Data excerpts —
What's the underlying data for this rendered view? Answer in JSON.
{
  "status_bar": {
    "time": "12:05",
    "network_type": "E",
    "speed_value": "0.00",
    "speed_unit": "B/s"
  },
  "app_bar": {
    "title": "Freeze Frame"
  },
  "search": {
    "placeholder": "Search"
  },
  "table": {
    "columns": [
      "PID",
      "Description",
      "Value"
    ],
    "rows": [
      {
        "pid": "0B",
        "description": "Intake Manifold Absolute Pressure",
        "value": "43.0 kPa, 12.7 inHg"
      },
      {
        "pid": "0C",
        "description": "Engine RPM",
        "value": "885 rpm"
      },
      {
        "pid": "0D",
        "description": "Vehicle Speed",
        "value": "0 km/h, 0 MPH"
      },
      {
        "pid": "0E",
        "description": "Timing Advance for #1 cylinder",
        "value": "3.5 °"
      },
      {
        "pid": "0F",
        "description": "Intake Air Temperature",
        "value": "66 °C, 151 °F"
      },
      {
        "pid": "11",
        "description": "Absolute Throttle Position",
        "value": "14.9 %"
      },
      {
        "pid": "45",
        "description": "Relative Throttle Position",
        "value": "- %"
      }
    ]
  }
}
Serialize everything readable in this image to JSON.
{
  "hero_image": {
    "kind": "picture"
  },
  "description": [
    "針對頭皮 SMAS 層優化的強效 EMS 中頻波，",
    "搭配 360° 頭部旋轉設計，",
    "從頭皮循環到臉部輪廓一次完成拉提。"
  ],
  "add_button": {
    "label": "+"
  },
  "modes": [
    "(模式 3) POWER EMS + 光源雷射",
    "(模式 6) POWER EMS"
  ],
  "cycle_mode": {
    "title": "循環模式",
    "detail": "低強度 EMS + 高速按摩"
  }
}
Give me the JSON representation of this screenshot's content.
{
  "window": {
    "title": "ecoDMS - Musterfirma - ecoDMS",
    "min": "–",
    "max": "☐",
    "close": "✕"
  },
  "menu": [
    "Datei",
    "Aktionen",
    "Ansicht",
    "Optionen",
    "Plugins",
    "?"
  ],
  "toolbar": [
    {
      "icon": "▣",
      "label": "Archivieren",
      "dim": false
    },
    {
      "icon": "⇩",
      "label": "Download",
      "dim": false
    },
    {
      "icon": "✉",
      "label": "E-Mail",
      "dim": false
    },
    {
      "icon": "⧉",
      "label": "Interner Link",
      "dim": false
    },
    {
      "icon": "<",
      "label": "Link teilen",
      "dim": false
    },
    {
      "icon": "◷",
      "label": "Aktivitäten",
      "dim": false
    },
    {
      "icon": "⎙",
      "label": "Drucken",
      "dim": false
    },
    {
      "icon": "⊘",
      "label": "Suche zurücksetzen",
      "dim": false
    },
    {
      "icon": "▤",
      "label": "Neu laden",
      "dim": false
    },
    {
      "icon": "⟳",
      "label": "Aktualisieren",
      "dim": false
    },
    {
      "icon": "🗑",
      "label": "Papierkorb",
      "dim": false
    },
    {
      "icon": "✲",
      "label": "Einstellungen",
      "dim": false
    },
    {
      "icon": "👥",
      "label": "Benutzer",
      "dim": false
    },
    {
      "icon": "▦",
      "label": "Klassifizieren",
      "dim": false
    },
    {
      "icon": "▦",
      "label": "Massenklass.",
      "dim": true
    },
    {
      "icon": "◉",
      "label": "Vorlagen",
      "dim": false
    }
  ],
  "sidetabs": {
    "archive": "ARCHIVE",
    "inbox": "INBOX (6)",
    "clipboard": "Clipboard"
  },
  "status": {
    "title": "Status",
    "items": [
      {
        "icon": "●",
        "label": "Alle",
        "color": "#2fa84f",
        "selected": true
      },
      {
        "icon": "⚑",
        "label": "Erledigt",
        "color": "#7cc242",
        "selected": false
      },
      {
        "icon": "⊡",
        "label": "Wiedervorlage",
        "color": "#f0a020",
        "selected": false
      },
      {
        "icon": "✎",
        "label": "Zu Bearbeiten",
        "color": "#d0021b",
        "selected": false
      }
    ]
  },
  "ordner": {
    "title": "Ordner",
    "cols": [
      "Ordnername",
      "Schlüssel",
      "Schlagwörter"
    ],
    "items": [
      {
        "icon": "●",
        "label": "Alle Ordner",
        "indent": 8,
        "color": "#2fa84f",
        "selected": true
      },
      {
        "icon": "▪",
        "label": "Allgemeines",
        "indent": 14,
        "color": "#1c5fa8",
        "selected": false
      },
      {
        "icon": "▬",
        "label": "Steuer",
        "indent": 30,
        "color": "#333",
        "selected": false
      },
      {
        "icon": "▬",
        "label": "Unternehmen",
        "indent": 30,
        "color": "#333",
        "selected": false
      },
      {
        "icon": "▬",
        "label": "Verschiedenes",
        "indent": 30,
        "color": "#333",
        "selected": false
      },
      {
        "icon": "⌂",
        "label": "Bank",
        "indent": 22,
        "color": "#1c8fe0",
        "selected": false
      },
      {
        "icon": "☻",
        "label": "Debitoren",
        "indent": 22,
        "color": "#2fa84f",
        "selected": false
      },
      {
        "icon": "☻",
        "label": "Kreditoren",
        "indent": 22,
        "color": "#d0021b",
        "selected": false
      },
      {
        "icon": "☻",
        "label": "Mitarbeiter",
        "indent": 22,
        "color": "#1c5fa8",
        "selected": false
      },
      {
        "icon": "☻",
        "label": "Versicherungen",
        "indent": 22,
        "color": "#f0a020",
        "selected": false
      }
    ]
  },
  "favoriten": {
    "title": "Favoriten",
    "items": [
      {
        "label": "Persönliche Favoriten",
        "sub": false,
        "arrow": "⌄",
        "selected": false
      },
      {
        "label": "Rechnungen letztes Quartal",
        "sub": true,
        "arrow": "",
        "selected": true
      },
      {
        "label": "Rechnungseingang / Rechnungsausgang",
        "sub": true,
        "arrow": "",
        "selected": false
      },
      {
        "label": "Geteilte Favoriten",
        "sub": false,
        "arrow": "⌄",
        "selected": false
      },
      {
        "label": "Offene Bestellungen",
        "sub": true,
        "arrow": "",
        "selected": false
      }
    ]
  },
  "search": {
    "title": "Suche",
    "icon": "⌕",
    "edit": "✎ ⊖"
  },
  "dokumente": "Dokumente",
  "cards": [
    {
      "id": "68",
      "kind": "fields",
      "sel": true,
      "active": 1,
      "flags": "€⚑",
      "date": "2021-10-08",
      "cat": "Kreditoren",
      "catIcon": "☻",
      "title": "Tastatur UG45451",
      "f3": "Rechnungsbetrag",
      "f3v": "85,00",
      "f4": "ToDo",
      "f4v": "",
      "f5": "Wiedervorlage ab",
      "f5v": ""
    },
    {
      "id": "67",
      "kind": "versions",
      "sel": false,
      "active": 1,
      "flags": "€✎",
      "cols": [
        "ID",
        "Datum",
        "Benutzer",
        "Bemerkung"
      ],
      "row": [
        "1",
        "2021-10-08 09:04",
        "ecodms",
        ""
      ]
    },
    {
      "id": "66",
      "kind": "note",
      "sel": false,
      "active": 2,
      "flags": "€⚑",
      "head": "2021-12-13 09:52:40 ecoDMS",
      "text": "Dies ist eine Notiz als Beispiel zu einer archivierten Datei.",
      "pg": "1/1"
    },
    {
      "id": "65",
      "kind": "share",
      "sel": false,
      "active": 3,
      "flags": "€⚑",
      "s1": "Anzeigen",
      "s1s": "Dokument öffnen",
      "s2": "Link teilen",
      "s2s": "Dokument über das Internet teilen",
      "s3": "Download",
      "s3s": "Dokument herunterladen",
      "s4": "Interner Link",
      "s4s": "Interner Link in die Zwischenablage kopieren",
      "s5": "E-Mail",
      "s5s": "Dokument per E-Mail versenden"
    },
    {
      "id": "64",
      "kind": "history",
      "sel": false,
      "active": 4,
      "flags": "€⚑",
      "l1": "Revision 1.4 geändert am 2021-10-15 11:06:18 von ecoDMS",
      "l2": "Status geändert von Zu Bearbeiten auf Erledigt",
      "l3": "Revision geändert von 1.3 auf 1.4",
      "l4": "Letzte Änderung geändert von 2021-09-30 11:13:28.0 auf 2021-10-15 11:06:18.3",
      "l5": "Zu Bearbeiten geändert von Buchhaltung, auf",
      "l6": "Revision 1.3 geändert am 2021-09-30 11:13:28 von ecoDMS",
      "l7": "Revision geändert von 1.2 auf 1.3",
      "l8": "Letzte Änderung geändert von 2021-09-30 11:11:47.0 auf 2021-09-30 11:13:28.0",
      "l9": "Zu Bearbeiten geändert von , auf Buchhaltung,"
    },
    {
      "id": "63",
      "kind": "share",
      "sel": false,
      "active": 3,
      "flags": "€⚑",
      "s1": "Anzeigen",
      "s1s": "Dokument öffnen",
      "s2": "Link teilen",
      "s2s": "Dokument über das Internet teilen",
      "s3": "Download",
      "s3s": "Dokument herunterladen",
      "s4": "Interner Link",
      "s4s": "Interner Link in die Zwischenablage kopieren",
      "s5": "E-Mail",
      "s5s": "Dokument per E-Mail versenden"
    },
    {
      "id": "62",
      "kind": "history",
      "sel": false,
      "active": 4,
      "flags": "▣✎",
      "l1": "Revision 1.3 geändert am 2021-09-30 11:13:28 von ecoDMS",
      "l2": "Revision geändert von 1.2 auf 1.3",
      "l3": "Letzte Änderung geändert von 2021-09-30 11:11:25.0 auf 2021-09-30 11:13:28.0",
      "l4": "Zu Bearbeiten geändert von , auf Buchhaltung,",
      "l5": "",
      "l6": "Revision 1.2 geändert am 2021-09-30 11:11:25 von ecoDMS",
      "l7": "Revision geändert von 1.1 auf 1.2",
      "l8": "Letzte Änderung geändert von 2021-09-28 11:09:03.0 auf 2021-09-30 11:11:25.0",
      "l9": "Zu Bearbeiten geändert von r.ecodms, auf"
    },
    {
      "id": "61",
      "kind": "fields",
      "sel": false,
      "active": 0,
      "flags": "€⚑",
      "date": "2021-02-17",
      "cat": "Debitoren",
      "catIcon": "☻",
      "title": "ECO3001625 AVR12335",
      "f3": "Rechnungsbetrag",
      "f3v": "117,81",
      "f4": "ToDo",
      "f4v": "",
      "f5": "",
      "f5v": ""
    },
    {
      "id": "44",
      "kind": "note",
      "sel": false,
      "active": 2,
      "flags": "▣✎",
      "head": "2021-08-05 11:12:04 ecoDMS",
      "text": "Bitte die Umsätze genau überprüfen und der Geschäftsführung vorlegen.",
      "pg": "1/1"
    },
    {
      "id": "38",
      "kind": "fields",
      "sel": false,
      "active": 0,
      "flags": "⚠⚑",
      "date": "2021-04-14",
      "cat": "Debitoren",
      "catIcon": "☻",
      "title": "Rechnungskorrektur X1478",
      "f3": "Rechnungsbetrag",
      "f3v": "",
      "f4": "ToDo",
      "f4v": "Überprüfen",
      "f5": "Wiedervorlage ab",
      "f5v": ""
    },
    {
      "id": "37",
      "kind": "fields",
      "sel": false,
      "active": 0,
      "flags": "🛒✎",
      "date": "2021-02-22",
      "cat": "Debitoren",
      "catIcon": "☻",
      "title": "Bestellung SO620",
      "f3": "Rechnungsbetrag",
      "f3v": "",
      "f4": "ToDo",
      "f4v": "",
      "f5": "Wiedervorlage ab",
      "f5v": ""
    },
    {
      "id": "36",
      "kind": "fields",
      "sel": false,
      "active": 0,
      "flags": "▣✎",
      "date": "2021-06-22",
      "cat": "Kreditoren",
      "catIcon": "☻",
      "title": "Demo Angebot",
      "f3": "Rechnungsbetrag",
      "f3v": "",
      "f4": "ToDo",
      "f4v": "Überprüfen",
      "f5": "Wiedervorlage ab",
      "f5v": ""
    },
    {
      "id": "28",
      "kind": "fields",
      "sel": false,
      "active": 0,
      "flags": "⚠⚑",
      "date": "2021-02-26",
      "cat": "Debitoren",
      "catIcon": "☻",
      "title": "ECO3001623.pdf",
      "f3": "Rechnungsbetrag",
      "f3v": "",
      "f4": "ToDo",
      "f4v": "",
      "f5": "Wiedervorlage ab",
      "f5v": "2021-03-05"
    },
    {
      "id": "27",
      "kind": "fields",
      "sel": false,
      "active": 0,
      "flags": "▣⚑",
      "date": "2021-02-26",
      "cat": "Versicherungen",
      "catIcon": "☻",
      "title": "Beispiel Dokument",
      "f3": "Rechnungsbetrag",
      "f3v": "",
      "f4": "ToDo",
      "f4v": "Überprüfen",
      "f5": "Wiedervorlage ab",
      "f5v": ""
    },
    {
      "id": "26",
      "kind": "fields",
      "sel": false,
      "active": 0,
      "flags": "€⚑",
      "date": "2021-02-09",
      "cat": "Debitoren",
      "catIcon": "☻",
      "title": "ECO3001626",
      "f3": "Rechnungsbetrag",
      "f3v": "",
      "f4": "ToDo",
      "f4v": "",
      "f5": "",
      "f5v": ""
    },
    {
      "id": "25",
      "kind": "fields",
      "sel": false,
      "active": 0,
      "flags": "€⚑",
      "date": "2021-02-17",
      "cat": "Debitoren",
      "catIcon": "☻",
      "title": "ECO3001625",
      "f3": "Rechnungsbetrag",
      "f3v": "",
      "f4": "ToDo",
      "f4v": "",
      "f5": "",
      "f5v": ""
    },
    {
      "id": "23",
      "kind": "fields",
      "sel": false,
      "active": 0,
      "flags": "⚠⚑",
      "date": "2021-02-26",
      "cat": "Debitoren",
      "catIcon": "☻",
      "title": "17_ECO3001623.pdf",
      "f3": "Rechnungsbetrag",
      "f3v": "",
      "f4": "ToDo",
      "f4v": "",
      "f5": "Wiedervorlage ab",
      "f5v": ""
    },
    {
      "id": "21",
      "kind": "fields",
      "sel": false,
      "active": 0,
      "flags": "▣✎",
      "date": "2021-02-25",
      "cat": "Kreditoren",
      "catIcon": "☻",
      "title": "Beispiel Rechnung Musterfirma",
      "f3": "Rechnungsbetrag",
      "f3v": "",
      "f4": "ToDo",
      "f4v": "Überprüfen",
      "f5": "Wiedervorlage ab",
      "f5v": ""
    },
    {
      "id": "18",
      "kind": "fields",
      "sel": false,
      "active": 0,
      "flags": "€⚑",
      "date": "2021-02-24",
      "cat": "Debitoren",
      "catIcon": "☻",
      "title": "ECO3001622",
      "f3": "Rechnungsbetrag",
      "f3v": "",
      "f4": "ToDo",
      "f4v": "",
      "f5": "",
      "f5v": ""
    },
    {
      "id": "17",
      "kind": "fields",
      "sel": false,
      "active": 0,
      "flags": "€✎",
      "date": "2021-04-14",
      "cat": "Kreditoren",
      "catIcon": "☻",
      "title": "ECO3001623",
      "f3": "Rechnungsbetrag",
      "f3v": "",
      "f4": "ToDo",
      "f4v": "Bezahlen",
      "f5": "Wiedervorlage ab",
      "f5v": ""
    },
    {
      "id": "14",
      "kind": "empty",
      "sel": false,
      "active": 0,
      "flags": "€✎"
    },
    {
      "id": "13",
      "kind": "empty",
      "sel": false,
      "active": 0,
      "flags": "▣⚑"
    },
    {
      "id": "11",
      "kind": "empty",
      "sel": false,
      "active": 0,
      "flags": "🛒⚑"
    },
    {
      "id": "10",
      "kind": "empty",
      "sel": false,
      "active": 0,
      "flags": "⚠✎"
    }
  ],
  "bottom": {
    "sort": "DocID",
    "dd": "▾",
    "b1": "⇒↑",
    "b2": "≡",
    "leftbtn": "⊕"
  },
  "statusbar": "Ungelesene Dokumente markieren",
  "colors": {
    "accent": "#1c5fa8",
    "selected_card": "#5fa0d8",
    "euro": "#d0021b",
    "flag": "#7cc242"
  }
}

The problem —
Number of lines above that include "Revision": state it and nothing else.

Solution below —
8